Volvo Aero Connecticut specializes in the machining of large components—none bigger than the 11.5-ft-diameter fan casing for General Electric’s 127,900-lb-thrust GE90 engine that powers the Boeing 777. The company claims it is the largest fan casing in the world.
Other large products include fan and compressor structures, compressor rotors, low-pressure turbine cases (LPT), and military parts, usually from aluminum and titanium but also from Inconel and Waspaloy. Parent company Volvo Aero produces numerous titanium fan cases for Rolls Royce engines.
With the large workpieces, high material removal rates, and challenging geometries inherent in aerospace metals manufacturing, coupled with substrates such as titanium that are often difficult to machine, there is always a need for powerful machining with superior accuracy. Such conditions present substantial hurdles at aerospace supply companies as they seek to maintain that delicate balance between these seemingly opposing concepts.
As part of its program for the GEnx engine, to be used on the Boeing 787 Dreamliner, Volvo Aero Connecticut recently added a Zimmermann FZ42 machine tool to its Hartford, CT, shop complex. The five-axis, five-side portal milling center joins other five-axis mills, vertical turning machines, four-axis machining centers, and a deburring robot in the shop.
Key features of the FZ42 that led Volvo to make this acquisition include:
• The machine’s rigid design
• Very large working areas of 177 x 197 x 59 in.
• High dynamic stability for machining very heavy and large workpieces
• Fast linear feed rate of about 2362 in/min.
• Large swivel ranges within the rotational axes
• Slim profile milling head with patented Zimmermann Multiple Spindle Technology (MuST) changing system.
In addition, this FZ42 carries a high-accuracy package that provides optimum temperature control of the structural machine parts through the use of a special fiber-reinforced compound in the massive side columns. Also included are built-in cooling ducts in the portal and Z-axis slide, independent cooling circuits for the A- and C-axes and spindle, ground surfaces on the guideways for the Z-axis and side columns, and a double-pitch measuring system on the A- and C-axes.

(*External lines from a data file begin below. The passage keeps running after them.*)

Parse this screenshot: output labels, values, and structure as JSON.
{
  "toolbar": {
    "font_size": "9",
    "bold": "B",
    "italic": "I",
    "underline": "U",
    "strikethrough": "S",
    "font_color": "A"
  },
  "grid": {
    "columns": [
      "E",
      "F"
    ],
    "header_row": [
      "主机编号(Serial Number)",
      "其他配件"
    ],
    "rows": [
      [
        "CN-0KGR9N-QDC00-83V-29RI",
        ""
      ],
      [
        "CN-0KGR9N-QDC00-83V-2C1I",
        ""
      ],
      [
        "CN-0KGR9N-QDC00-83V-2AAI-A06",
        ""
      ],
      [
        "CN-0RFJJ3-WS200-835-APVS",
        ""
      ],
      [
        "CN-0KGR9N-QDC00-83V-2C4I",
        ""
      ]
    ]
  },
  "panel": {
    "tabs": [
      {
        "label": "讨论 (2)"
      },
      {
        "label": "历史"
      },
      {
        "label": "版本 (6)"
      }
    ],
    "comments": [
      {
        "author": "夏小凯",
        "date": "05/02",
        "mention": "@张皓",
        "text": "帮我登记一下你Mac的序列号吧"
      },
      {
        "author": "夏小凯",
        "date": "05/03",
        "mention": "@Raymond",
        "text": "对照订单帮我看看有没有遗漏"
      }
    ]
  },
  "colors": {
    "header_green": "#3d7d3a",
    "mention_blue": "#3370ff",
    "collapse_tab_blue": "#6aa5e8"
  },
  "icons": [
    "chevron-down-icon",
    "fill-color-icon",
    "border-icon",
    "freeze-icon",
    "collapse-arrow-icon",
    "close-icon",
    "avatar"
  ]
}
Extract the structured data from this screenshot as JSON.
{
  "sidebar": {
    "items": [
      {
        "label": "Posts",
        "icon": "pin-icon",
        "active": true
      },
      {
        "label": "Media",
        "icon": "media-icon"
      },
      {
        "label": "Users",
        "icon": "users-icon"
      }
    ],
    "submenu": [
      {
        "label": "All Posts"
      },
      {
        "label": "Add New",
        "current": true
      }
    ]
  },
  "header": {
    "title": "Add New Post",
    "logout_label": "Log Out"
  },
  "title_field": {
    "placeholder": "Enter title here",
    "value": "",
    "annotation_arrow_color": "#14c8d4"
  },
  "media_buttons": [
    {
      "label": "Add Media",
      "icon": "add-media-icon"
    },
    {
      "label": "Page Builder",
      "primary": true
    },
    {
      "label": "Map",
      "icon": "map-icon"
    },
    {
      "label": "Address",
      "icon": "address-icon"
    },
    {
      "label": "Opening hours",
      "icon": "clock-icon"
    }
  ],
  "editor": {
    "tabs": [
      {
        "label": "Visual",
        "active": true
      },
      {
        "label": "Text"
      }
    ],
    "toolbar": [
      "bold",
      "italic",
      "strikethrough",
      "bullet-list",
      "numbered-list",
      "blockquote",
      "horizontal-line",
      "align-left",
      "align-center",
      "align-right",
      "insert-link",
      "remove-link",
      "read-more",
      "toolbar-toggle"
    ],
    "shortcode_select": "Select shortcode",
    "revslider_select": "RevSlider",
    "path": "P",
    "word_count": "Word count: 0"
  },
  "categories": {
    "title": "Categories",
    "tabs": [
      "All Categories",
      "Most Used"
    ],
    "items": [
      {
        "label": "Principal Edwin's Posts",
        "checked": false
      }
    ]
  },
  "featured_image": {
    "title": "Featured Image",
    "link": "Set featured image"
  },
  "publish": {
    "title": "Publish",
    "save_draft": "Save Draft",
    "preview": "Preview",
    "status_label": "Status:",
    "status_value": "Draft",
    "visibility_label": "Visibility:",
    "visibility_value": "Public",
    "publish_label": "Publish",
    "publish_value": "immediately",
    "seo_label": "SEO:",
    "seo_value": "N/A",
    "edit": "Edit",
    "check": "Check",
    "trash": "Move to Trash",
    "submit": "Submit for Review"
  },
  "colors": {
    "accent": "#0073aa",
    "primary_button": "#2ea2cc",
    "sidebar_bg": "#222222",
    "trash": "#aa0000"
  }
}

During the course of manufacturing, thermal expansion of both machine components and workpieces can substantially impact the positioning accuracy of the machine, the stability of the workpiece, and the resulting effect on finished-part dimensions. The unique combination of temperature control and mechanical accuracy in the machine construction were deciding factors for Volvo in its acquisition of the FZ42.
Said Martin Thorden, Engineering Manager at Volvo Aero Connecticut: “These features, combined with the onsite machine setup provided by Zimmermann, were very important to us, especially on this new GEnx project.”
Thorden noted the importance of the control on the machine, a Sinumerik 840D CNC from Siemens.
“We see a very big benefit in how well we are able to control the tool with the CNC,” he said. “We have been able to use the control to take on additional tasks that were previously handled by our CAD/CAM system.”
Specifically, he cited the unconventional approach Volvo took in machining the big fan cases. The machine was installed without a rotary table, which resulted in more than $500,000 in direct cost savings plus material-handling time. As a result of that decision, the company believed it needed a top-of-the-line control to probe and accurately machine all the features on the part.
After machining, Volvo can transition the machine tool into a coordinate measuring machine for inspection, according to Thorden. That is because of the superior accuracy provided by the CNC, as well as the special 90° angle heads supplied with the machine (part of the MuST spindle technology from Zimmermann).
Onboard the machine tool, a massive 120-position tool carriage holds various HSK63 and HSK100 tools that are used to machine the substrates. Inside a series of four side stations, within the machine workspace, four additional specialty tools are stored and used for various operations in the machining and measuring process.
All motors and the drive package on the Zimmermann FZ42 at this Volvo Aero Connecticut facility are made by Siemens.
In a typical machining sequence, the milling head on the machine provides numerous other advantages, according to Thorden. For example, all roughing and subsequent finish passes on any material can be achieved in one setup, which reduces the preparation time and overall production costs by as much as 10%. There is also no need for additional machines and the corresponding material-handling time.
The head design allows for tasks other than milling by using the specialty heads stored on the side stations. Changing the spindle, instead of the milling head, enhances repeatability and further reduces the company’s spindle interface costs, according to Thorden.